Developer Oxford Advanced Living also aims to enhance the variety of animal and wildflower species on the land in and around the development which had previously been used for pasture. A fifth of the site’s total area will be shared green space, planted and managed with native trees to support wildlife under a biodiversity plan.
At Kings Farm Close six of the 15 homes – 40% – are designated as affordable, in one of the most expensive regions of Britain. Four of the homes will be let to tenants at below market rents by Sovereign Housing Association and two are for shared home ownership, helping people get on the first rung of the property ladder. The other nine homes are for sale on the open market.
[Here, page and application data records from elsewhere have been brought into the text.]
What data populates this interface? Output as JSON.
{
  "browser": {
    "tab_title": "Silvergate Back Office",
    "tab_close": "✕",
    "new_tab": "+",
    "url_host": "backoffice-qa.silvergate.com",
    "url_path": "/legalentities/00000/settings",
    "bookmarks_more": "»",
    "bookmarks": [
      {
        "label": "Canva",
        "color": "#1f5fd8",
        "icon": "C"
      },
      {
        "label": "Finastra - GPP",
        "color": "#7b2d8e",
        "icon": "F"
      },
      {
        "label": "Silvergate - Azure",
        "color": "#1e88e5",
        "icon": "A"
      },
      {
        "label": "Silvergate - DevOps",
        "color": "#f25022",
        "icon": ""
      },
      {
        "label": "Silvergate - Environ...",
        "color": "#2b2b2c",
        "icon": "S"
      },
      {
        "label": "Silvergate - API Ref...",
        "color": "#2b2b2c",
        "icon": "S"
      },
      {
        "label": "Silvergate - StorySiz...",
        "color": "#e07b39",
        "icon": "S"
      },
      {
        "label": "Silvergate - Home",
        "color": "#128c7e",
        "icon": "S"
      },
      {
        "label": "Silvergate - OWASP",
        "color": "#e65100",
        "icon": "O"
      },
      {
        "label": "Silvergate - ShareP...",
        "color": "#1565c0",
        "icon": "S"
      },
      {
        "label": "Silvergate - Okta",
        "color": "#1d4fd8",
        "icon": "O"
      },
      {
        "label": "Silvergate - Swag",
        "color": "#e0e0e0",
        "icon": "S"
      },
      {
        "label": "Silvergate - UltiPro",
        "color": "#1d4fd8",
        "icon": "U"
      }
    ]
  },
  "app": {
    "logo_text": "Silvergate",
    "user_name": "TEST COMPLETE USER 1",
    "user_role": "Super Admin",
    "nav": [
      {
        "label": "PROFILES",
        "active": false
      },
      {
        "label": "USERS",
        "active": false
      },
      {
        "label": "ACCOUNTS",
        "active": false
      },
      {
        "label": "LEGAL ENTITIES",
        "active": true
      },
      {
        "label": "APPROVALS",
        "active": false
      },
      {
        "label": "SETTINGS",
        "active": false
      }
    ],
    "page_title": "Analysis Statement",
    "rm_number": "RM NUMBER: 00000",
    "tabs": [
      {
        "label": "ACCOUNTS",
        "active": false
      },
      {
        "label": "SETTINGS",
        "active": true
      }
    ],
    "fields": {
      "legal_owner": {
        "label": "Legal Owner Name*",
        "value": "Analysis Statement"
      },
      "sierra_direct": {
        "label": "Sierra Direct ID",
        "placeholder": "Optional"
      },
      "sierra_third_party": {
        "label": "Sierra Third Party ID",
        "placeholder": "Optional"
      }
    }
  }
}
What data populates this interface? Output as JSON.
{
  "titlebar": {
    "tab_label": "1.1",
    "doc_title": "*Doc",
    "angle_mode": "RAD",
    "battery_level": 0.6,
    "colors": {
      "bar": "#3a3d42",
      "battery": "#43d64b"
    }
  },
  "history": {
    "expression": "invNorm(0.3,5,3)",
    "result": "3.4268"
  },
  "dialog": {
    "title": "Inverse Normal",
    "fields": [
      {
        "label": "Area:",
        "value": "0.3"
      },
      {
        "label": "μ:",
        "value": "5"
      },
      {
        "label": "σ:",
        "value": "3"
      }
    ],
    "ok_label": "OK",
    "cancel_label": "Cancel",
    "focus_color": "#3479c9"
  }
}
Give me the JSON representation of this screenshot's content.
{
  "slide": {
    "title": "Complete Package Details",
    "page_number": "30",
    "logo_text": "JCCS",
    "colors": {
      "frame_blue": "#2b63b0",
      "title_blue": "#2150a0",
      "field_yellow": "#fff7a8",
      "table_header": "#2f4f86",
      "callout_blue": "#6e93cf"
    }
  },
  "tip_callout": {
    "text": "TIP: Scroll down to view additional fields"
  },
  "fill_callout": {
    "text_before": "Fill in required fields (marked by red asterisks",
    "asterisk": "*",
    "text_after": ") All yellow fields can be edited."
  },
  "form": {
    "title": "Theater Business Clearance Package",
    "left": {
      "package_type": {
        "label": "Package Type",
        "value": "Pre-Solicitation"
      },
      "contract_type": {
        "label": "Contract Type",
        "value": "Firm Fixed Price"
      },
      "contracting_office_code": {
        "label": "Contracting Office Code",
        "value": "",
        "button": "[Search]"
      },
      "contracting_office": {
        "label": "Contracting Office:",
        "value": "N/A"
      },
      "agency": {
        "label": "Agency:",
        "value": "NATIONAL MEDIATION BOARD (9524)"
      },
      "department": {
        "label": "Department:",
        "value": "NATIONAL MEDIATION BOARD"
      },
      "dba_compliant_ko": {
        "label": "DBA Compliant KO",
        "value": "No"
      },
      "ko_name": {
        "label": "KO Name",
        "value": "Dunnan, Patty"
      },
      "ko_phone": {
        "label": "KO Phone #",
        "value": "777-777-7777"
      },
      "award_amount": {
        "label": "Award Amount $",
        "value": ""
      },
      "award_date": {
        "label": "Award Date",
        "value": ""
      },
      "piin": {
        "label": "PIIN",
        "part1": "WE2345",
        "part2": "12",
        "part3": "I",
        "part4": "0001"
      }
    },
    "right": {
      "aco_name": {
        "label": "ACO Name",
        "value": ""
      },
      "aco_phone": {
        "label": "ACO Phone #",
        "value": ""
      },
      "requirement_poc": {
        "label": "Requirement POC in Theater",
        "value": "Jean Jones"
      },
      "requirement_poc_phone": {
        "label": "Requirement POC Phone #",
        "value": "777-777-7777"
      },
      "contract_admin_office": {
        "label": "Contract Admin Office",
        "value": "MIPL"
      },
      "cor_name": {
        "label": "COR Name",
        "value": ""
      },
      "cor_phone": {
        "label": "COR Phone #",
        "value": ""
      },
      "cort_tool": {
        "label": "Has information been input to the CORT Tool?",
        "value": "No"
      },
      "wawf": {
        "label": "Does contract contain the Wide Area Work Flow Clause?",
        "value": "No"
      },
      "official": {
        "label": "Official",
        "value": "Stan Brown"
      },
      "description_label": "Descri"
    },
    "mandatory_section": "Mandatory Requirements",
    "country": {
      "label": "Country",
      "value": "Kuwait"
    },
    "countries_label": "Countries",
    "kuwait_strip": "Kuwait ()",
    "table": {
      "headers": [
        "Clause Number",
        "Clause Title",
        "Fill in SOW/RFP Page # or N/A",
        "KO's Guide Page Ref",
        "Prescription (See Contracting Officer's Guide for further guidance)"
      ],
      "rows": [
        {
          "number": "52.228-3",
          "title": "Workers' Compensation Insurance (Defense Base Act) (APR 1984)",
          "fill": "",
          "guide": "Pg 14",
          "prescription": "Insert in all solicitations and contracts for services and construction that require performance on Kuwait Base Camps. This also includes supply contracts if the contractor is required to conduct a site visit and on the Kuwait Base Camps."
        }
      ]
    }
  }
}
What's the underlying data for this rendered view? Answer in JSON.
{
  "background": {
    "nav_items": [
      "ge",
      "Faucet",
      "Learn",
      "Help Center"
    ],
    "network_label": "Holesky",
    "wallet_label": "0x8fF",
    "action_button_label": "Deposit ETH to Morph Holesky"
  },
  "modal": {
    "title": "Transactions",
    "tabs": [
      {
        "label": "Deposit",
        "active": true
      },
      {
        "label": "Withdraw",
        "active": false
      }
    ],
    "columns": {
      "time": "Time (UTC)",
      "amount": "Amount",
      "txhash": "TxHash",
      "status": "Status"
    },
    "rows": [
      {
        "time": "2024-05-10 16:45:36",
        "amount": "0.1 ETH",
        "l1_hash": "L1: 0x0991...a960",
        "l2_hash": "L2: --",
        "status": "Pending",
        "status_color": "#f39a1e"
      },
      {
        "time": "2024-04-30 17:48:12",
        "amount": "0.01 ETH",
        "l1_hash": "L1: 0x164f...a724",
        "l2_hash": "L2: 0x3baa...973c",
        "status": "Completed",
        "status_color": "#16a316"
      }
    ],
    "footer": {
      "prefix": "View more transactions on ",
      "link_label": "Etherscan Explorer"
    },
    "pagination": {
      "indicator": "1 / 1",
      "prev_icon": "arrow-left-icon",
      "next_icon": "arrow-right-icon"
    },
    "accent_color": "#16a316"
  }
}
The developer and the builder, Greencore Construction, drew up a One Planet Action Plan covering all aspects of sustainability – social, economic and environmental, based on the ten One Planet Living principles.
In 2018, Bioregional awarded the development’s One Planet Action Plan ‘national leadership’ status in implementing One Planet Living.
- Using timber panels for the walls containing a thick insulation layer made from Yorkshire-grown hemp-lime. Using these panels for construction radically reduces emissions of climate-changing carbon dioxide compared to conventional brick and concrete block walls – these panels lock up carbon within the homes.
- The panels are manufactured offsite in Greencore’s own factory in Worminghall near Oxford, benefitting the local economy.
- The high levels of insulation cut the demand for heating, reducing energy consumption and carbon emissions.
- Using natural materials, combined with a ventilation system which recovers heat, helps to improve indoor air quality while cutting energy consumption and carbon emissions still further.
- A management company will be created to look after the shared parts of the development including the green spaces after the homes are completed. This company will be run by the residents and they will be encouraged to continue implementing the One Planet Action Plan, and to regularly review their progress.